Then the collocations: reheated adjectives, noun garments, the earth's narratives, English ifs, Etruscan nouns, skin-shaded indulgences, melancholic alreadys
And now, a whole poem. Let's take Poem 21: (they are numbered 1 to 108).
Cracks of mauve pain ochre silence infolding the instruments of neverthemore...It has an immediate sensual appeal that takes us somewhere beyond synaesthesia. And one could very well leave it at that level of feel and wonderment. But Blonstein also wants to take us outside the poem and back in through another point of entry. At the bottom of the page we will notice the reference: 1914, 50/ /12.v./26.x.2002. The first date refers to a work by Paul Klee; the second, to the period in which the poet wrote her poem. The poem is therefore Blonstein's rendering? reaction? communication with? osmosis with? the artist's work.
But we need to delve further. Each poem is constructed in accordance with a Q/K/Cabbalistic system of interpretation known as Notoriqon (from Latin Notarius, a form of shorthand), which is similar to anagrams. Re-read the poem looking just at the first letter of each word and you obtain COMPOSITION, the title of Klee's painting. And we may go back and look at cracks, infolding, instruments in a different light.
Still you may say, So what?

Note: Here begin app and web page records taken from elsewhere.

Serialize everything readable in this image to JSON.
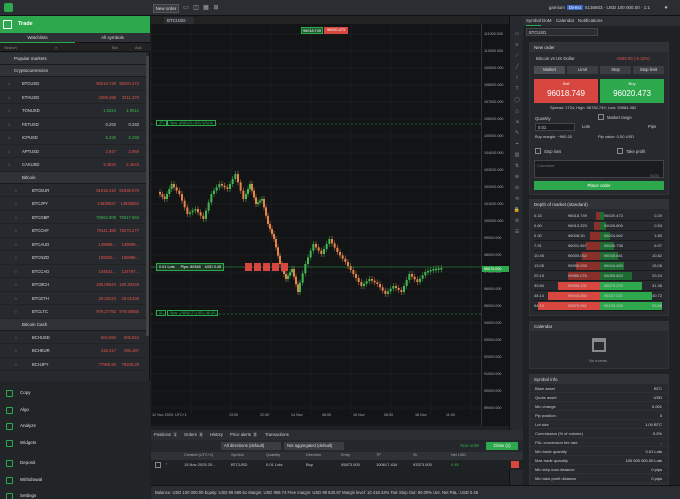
{
  "topbar": {
    "new_order": "New order",
    "account": "gamium",
    "badge": "Demo",
    "balance": "5136603 · USD 100 000.00 · 1:1"
  },
  "left": {
    "trade_label": "Trade",
    "tabs": [
      "Watchlists",
      "All symbols"
    ],
    "search_placeholder": "Search",
    "col_bid": "Bid",
    "col_ask": "Ask",
    "groups": {
      "popular": "Popular markets",
      "crypto": "Cryptocurrencies",
      "bitcoin": "Bitcoin",
      "bitcoin_cash": "Bitcoin Cash"
    },
    "crypto": [
      {
        "name": "BTCUSD",
        "bid": "96018.749",
        "ask": "96020.473",
        "bc": "red",
        "ac": "red"
      },
      {
        "name": "ETHUSD",
        "bid": "3309.486",
        "ask": "3311.370",
        "bc": "red",
        "ac": "red"
      },
      {
        "name": "TONUSD",
        "bid": "1.9324",
        "ask": "1.9512",
        "bc": "grn",
        "ac": "grn"
      },
      {
        "name": "FETUSD",
        "bid": "0.292",
        "ask": "0.293",
        "bc": "n",
        "ac": "n"
      },
      {
        "name": "ICPUSD",
        "bid": "6.230",
        "ask": "6.258",
        "bc": "grn",
        "ac": "grn"
      },
      {
        "name": "APTUSD",
        "bid": "2.947",
        "ask": "2.969",
        "bc": "red",
        "ac": "red"
      },
      {
        "name": "CAKUSD",
        "bid": "2.4634",
        "ask": "2.4643",
        "bc": "red",
        "ac": "red"
      }
    ],
    "bitcoin": [
      {
        "name": "BTCEUR",
        "bid": "91816.310",
        "ask": "91836.978",
        "bc": "red",
        "ac": "red"
      },
      {
        "name": "BTCJPY",
        "bid": "14836927",
        "ask": "14839584",
        "bc": "red",
        "ac": "red"
      },
      {
        "name": "BTCGBP",
        "bid": "75862.909",
        "ask": "75917.684",
        "bc": "grn",
        "ac": "grn"
      },
      {
        "name": "BTCCHF",
        "bid": "79111.380",
        "ask": "79270.277",
        "bc": "red",
        "ac": "red"
      },
      {
        "name": "BTCAUD",
        "bid": "148989...",
        "ask": "148999...",
        "bc": "red",
        "ac": "red"
      },
      {
        "name": "BTCNZD",
        "bid": "165902...",
        "ask": "165986...",
        "bc": "red",
        "ac": "red"
      },
      {
        "name": "BTCCAD",
        "bid": "134631...",
        "ask": "134797...",
        "bc": "red",
        "ac": "red"
      },
      {
        "name": "BTCBCH",
        "bid": "185.09944",
        "ask": "185.30349",
        "bc": "red",
        "ac": "red"
      },
      {
        "name": "BTCETH",
        "bid": "29.00224",
        "ask": "29.01336",
        "bc": "red",
        "ac": "red"
      },
      {
        "name": "BTCLTC",
        "bid": "979.27782",
        "ask": "979.59085",
        "bc": "red",
        "ac": "red"
      }
    ],
    "bch": [
      {
        "name": "BCHUSD",
        "bid": "504.060",
        "ask": "505.824",
        "bc": "red",
        "ac": "red"
      },
      {
        "name": "BCHEUR",
        "bid": "416.317",
        "ask": "495.187",
        "bc": "red",
        "ac": "red"
      },
      {
        "name": "BCHJPY",
        "bid": "77969.82",
        "ask": "78206.29",
        "bc": "red",
        "ac": "red"
      }
    ],
    "menu": [
      "Copy",
      "Algo",
      "Analyze",
      "Widgets",
      "Deposit",
      "Withdrawal",
      "Settings"
    ]
  },
  "chart": {
    "symbol": "BTCUSD",
    "date_label": "12 Nov 2025, UTC+1",
    "yticks": [
      "111000.000",
      "110000.000",
      "109000.000",
      "108000.000",
      "107000.000",
      "106000.000",
      "105000.000",
      "104000.000",
      "103000.000",
      "102000.000",
      "101000.000",
      "100000.000",
      "99000.000",
      "98000.000",
      "97000.000",
      "96000.000",
      "95000.000",
      "94000.000",
      "93000.000",
      "92000.000",
      "91000.000",
      "90000.000",
      "89000.000"
    ],
    "xticks": [
      "13:00",
      "22:00",
      "14 Nov",
      "08:00",
      "16 Nov",
      "06:00",
      "18 Nov",
      "11:00"
    ],
    "price_sell": "96018.749",
    "price_buy": "96020.473",
    "last_price": "96670.000",
    "pos_label": "0.01 Lots",
    "pos_pnl": "Pips: 80345",
    "pos_usd": "USD 0.45",
    "tp_label": "TP",
    "sl_label": "SL",
    "tp_text": "Pips: 4088.52  USD 105.08",
    "sl_text": "Pips: -29850.77  USD -98.08"
  },
  "bottom": {
    "tabs": [
      "Positions",
      "Orders",
      "History",
      "Price alerts",
      "Transactions"
    ],
    "tab_counts": [
      "1",
      "0",
      "",
      "0",
      ""
    ],
    "filter1": "All directions (default)",
    "filter2": "Not aggregated (default)",
    "new_order": "New order",
    "close": "Close (1)",
    "columns": [
      "Created (UTC+1)",
      "Symbol",
      "Quantity",
      "Direction",
      "Entry",
      "TP",
      "SL",
      "Net USD"
    ],
    "row": [
      "15 Nov 2025 20...",
      "BTCUSD",
      "0.01 Lots",
      "Buy",
      "95873.500",
      "100617.434",
      "93373.500",
      "0.45"
    ],
    "balance_bar": "Balance: USD 100 000.00    Equity: USD 99 590.61    Margin: USD 959.74    Free margin: USD 98 630.87    Margin level: 10 416.34%    Fair Stop Out: 90.00%    Unr. Net P&L: USD 0.45"
  },
  "right": {
    "tabs": [
      "Symbol",
      "DoM",
      "Calendar",
      "Notifications"
    ],
    "symbol_select": "BTCUSD",
    "new_order": "New order",
    "title": "Bitcoin vs US Dollar",
    "change": "-6296.00 (-6.13%)",
    "order_types": [
      "Market",
      "Limit",
      "Stop",
      "Stop limit"
    ],
    "sell_label": "Sell",
    "buy_label": "Buy",
    "sell_price": "96018.749",
    "buy_price": "96020.473",
    "spread": "Spread: 1724; High: 96782.749; Low: 93984.382",
    "quantity_label": "Quantity",
    "quantity_value": "0.01",
    "unit": "Lots",
    "market_range": "Market range",
    "pips": "Pips",
    "buy_margin": "Buy margin: ~960.20",
    "pip_value": "Pip value: 0.00 USD",
    "stop_loss": "Stop loss",
    "take_profit": "Take profit",
    "comment_placeholder": "Comment",
    "char_count": "0/100",
    "place_order": "Place order",
    "dom_title": "Depth of market (standard)",
    "dom_rows": [
      [
        "0.15",
        "96018.749",
        "96020.473",
        "0.20"
      ],
      [
        "0.60",
        "96013.323",
        "96026.800",
        "0.53"
      ],
      [
        "0.30",
        "96008.30",
        "96024.662",
        "1.80"
      ],
      [
        "7.91",
        "96001.867",
        "96026.736",
        "6.97"
      ],
      [
        "10.45",
        "96000.052",
        "96035.651",
        "10.82"
      ],
      [
        "13.05",
        "95995.093",
        "96044.683",
        "15.05"
      ],
      [
        "20.15",
        "95989.076",
        "96055.824",
        "20.24"
      ],
      [
        "39.84",
        "95955.131",
        "96079.270",
        "31.36"
      ],
      [
        "48.14",
        "95943.850",
        "96107.221",
        "40.72"
      ],
      [
        "94.10",
        "95875.961",
        "96130.263",
        "93.88"
      ]
    ],
    "calendar_title": "Calendar",
    "no_events": "No events",
    "info_title": "Symbol info",
    "info": [
      [
        "Base asset",
        "BTC"
      ],
      [
        "Quote asset",
        "USD"
      ],
      [
        "Min change",
        "0.001"
      ],
      [
        "Pip position",
        "3"
      ],
      [
        "Lot size",
        "1.00 BTC"
      ],
      [
        "Commission (% of volume)",
        "0.2%"
      ],
      [
        "P&L conversion fee rate",
        "-"
      ],
      [
        "Min trade quantity",
        "0.01 Lots"
      ],
      [
        "Max trade quantity",
        "100 000 000.00 Lots"
      ],
      [
        "Min step-loss distance",
        "0 pips"
      ],
      [
        "Min take-profit distance",
        "0 pips"
      ]
    ]
  },
  "colors": {
    "green": "#2ea84c",
    "red": "#d8473f",
    "bg": "#131416"
  }
}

Well, take poem 59.
Geologically enunciated by inner rocks gold sedimented legacies and napped debris she chances her abundant floods transyllabically.The anagram reveals Gibirgslandschaft. (Mountain Landscape) This time, there is a much clearer interdependence of subject matter and anagram and the jagged shape of the poem. Not that this should prevent anyone not speaking German, for Kafka's titles are naturally in German, from fully enjoying the poem for the poem's sake.
And lastly, to the title and the composition of the volume. The poems were inspired by and the title provides a mirror to a Paul Klee exhibition that the author visited regularly over six month period in Basel in 2002. The title of the exhibition: Werk auf Papier...hence the original title of WORK ON SCREEN (as the poems were being written) and Worked on Screen for the final product. Paradoxically, the subject matter of the poems is not dependent upon the Klee exhibition. I don't feel a need to search for a catalogue of the exhibition. Each poem functions also quite independently of the sketches.

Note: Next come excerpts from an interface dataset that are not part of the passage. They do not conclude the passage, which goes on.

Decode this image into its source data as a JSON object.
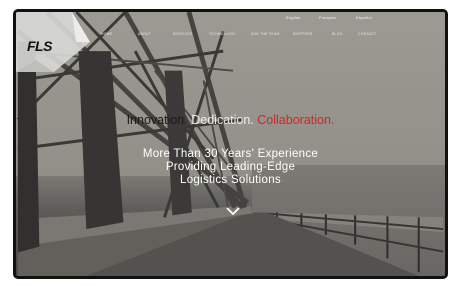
{
  "languages": [
    "English",
    "Français",
    "Español"
  ],
  "nav": [
    "HOME",
    "ABOUT",
    "SERVICES",
    "TECHNOLOGY",
    "JOIN THE TEAM",
    "SHIPPERS",
    "BLOG",
    "CONTACT"
  ],
  "logo": "FLS",
  "hero": {
    "word_innovation": "Innovation.",
    "word_dedication": "Dedication.",
    "word_collaboration": "Collaboration.",
    "line1": "More Than 30 Years' Experience",
    "line2": "Providing Leading-Edge",
    "line3": "Logistics Solutions"
  },
  "colors": {
    "accent": "#cc2a22",
    "frame": "#111111"
  },
  "icons": {
    "scroll_down": "chevron-down-icon"
  }
}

Anne Blonstein is above all a poet who inhabits and is inhabited by more than one language (one poem has three stanzas, one in English, one in French, one in German, each a reformulation of the others; it is interesting to see that French is the language most resistant to any syntactic deconstruction!). Like anyone who functions on a daily basis in more than one language, using more than one language in one's poems is never a wilful exclusion of a unilingual readership but rather the necessary and often desperate search of a person who feels encaged in any single linguistic system, which lops essential dimensions off his or her own being and in so doing reduces their capacity for expression. No doubt this multilingual background has also enabled Bronstein to embark more readily on the tremendous linguistic adventure with the English language which awaits the reader of WORKED ON SCREEN.
|reviewer: Jacqueline Karp.|